11. The locality of the town of Zhenzhong 楨中 [Chen-chung] is not known. It was near Kashgar, though probably not on the main roads north and south, but to the east. Chavannes (1905), p. 554 n. 2, gives a translation of a parallel account of this campaign from the Cefouyuangui (Chap. 973, p. 8b), where Zhengzhong is written with a slightly different first character. It also places the event in the second jianning year (169 CE), and says that they only besieged the town for ten days before leaving. Otherwise the account is practically identical.

12. Weitou 尉頭 [Wei-t’ou] = Akqi. The Hanshu states that from Wensu (Uch Turfan) it is “300 li (125 km) to Wei-t’ou in the west” (CICA, p. 163). This places it exactly at modern Akqi. See also: Stein (1921), p. 1301, n. 26 where he adds the interesting observation, “It is worth noting that Akche is the first place with agricultural resources which the traveller by this route reaches after leaving the Kāshgar district.”

13. Wensu 溫宿 [Wen-su] = modern Wushi or Uch Turfan. See notes 1.59 and 20.10 above. The Hanshu (CICA: 163) places Wensu at an impossible 2,380 li (990 km) from the seat of the Protector General at Wulei, which was only 350 li (146 km) east of Kucha. in a later Buddhist Sanskrit document it is referred to as Hečyuka see Bailey (1985), pp. 71, 73, 74.
          However, the Hanshu also states that it was 270 li (112 km) west of Aksu (Gumo), 610 li (254 km) south of Chigu, the capital of the Wusun near (lake) Issik-kol, and 300 li (125 km) east of Weitou. This places it firmly near modern Uqturpan (= Uch-Turfan) or Wushi, in the valley of the Toxkan He (Tuoshigan Ho). See: Chavannes (1905), p. 553, n. 1; (1906), p. 24, n. 3); Stein (1921), Vol. III: pp. 1299-1301; Pelliot (1959), p. 492; CICA: p. 162, n. 502.
          Wensu controlled access up the Tuoshigan valley as well as the approach to the Bedel Pass, the main route north to Issik-kul. Stein (1921), Vol. III, pp. 1300-1301, remarks:
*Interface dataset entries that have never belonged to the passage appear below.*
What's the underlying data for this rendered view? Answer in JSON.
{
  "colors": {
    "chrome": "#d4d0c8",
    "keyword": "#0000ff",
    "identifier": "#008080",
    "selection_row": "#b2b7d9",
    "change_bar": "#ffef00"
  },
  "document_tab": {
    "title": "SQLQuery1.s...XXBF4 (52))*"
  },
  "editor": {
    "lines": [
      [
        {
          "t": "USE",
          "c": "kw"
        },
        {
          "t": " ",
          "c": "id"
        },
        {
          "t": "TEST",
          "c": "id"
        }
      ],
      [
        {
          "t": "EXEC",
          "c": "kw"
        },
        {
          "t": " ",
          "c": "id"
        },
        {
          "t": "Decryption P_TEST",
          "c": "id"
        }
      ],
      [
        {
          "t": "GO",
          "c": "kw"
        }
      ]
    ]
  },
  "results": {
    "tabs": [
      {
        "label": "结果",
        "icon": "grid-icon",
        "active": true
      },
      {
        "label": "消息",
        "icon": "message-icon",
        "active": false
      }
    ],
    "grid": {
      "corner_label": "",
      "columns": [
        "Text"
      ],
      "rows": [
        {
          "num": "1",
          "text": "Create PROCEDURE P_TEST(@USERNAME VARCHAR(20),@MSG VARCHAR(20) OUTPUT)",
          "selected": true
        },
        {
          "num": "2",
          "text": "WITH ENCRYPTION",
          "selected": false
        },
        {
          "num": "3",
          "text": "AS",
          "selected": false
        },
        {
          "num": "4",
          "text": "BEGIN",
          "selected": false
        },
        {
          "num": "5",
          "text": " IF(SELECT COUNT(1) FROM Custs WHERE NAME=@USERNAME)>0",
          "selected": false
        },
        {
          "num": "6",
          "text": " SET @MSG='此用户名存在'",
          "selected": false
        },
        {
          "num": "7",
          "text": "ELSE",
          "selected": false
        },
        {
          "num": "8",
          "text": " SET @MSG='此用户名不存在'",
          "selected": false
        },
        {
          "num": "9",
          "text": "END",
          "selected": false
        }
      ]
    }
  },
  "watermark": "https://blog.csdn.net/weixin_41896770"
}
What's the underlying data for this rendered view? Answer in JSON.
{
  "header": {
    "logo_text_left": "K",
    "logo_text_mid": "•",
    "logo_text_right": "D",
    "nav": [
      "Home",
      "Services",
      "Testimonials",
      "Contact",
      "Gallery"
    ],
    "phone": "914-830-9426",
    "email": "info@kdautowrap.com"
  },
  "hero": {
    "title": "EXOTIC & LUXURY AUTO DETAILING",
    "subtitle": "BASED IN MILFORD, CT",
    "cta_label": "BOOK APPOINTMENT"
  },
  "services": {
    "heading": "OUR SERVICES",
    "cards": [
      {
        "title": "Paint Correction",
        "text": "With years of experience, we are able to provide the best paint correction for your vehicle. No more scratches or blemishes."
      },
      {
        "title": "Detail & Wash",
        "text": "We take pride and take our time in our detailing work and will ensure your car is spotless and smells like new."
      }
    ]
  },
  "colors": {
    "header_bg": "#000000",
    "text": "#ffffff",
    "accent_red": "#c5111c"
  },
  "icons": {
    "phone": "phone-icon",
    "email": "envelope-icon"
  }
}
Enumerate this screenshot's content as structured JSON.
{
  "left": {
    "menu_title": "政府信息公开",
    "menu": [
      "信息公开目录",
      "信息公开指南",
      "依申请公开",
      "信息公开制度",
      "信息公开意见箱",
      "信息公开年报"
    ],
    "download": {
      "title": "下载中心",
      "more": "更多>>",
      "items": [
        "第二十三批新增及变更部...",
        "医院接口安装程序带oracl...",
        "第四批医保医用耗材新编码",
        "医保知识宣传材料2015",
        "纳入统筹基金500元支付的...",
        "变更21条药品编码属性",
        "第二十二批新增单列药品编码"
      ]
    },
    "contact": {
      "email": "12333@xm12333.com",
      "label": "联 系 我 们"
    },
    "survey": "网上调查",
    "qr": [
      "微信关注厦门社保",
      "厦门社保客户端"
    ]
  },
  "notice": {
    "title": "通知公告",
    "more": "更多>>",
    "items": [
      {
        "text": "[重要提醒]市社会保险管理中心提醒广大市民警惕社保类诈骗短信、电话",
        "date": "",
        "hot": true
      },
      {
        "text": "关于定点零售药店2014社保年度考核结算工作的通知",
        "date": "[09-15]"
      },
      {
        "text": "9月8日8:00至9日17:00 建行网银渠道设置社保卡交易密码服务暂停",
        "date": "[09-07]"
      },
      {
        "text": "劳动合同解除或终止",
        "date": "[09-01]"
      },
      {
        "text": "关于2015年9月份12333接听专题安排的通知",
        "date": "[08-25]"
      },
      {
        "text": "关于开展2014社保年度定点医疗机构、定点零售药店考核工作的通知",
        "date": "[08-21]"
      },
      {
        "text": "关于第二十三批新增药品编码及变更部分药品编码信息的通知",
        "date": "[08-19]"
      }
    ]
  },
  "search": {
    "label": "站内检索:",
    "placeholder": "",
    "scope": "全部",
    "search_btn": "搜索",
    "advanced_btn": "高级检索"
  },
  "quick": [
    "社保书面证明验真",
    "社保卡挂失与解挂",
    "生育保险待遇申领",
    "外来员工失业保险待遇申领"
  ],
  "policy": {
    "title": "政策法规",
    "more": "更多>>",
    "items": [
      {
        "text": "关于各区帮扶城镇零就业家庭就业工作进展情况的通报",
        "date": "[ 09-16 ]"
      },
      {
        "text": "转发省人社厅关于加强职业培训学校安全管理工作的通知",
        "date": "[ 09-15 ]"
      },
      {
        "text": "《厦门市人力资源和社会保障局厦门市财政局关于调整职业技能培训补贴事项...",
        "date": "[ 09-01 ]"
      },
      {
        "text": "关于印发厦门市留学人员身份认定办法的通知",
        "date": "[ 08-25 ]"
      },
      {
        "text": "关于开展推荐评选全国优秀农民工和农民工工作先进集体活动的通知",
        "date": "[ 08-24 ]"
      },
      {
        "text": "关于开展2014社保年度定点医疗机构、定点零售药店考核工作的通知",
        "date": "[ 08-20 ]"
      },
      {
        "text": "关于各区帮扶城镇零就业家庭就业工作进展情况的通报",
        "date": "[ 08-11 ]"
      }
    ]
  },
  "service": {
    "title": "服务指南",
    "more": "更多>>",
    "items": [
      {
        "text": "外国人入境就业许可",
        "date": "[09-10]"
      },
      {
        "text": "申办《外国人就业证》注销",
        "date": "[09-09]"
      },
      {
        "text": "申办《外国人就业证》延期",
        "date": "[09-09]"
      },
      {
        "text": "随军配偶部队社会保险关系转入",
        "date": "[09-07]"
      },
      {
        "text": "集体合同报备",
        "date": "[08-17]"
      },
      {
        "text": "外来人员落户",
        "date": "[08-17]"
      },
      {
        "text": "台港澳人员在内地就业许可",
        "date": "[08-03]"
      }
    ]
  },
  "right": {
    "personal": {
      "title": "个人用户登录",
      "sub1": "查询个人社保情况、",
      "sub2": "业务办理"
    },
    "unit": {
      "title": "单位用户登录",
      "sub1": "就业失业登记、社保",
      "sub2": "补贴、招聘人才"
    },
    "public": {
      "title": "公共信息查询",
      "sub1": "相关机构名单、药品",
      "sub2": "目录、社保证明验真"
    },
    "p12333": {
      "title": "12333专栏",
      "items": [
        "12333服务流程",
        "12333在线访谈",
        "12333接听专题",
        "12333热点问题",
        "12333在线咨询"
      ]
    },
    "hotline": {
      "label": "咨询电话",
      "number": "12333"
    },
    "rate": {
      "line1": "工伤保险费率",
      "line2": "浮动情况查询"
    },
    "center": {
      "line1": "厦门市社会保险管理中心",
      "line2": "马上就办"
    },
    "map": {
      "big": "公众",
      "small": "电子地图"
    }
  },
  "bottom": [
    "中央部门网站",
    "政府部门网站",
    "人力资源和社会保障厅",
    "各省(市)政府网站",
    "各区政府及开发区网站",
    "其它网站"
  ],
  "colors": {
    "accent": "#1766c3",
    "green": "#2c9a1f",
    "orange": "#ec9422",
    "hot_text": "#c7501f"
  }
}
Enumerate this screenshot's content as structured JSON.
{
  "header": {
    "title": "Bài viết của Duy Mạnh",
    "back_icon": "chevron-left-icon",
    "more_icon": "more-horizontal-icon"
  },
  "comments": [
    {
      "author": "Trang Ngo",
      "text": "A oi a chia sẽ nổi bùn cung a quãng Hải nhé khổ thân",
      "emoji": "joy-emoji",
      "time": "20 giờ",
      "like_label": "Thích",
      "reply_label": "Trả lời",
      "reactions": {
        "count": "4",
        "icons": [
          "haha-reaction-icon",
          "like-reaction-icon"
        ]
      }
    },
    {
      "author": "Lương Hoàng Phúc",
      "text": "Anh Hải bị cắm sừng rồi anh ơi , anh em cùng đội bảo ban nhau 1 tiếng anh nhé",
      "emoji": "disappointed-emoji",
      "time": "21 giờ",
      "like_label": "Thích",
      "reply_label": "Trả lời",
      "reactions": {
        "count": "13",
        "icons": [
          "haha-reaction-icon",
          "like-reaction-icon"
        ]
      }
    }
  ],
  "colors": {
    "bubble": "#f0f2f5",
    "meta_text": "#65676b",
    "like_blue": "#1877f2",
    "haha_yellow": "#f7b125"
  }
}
“The usual dust haze of the spring was hiding the view of the great snowy range of the T’ien-shan northward. It was thus impossible to obtain even a distant glimpse of the Bedel Pass, by which Hsüan Tsang had once gained the Issik-kul region and thence Sogdiana. But even without that imposing background Uch-Turfān presented itself to me as the most picturesque and pleasant of any district headquarters I had visited in Chinese Turkestān. The view of the fertile green valley, set off vividly by the chain of barren grey hills which encircle the town from the south, was particularly striking from the height of the Chinese citadel.... This crowns the top of a precipitous rocky spur, which adjoins the west wall of the town and projects beyond it like a huge natural ravelin, rising with its westernmost cliffs to a height of some 250 feet. The citadel and the flanking defences joining it to the town walls are recent, having been built in the place of fortifications destroyed when Uch-Turfān was besieged and taken during the Muhammadan rebellion. But this natural stronghold is bound to have been utilized since early times.
   .... the ‘kingdom’ and town are referred to [as Wensu] in the Former Han Annals, the Hou Han shu, and the Wei lio. The former Han Annals ascribe to it a population of 2,200 families, which seems proportionate, and indicate its position quite correctly with reference to the Wu-sun capital which lay 610 li to the north, to Ku-mo, or Ak-su, and to Wei-t’ou, 300 li westwards....”

See also: Chavannes (1905), p. 553, n. 1; Stein (1921), p. 1297 and n. 5.